Work through the data below and state how many lines contain "Movimento", giving that number alone.

Page and application data records
⁂

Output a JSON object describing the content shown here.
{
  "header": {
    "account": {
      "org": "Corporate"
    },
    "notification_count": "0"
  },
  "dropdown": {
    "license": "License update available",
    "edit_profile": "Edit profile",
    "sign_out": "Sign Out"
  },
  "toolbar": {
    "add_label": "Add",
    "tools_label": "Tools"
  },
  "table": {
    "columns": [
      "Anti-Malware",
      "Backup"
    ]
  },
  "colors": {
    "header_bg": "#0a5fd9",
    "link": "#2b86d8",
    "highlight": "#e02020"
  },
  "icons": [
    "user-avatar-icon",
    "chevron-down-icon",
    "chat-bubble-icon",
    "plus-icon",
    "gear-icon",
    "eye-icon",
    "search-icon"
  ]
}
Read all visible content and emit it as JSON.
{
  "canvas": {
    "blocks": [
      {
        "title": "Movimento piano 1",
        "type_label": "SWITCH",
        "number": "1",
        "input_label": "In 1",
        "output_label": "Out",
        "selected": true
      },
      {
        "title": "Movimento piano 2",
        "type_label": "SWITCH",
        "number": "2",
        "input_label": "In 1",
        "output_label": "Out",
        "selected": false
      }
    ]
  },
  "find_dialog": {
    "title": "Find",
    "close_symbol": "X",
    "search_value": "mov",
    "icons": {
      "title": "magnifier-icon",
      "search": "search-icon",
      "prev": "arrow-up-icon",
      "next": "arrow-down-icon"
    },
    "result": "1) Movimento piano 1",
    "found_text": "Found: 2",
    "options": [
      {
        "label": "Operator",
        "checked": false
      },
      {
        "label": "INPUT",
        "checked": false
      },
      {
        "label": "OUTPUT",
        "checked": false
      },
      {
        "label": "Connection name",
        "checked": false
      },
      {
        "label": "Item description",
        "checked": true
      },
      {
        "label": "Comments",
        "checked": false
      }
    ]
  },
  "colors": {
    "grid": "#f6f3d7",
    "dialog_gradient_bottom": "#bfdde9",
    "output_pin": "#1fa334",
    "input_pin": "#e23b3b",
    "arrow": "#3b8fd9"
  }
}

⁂

> _ANSWER_
3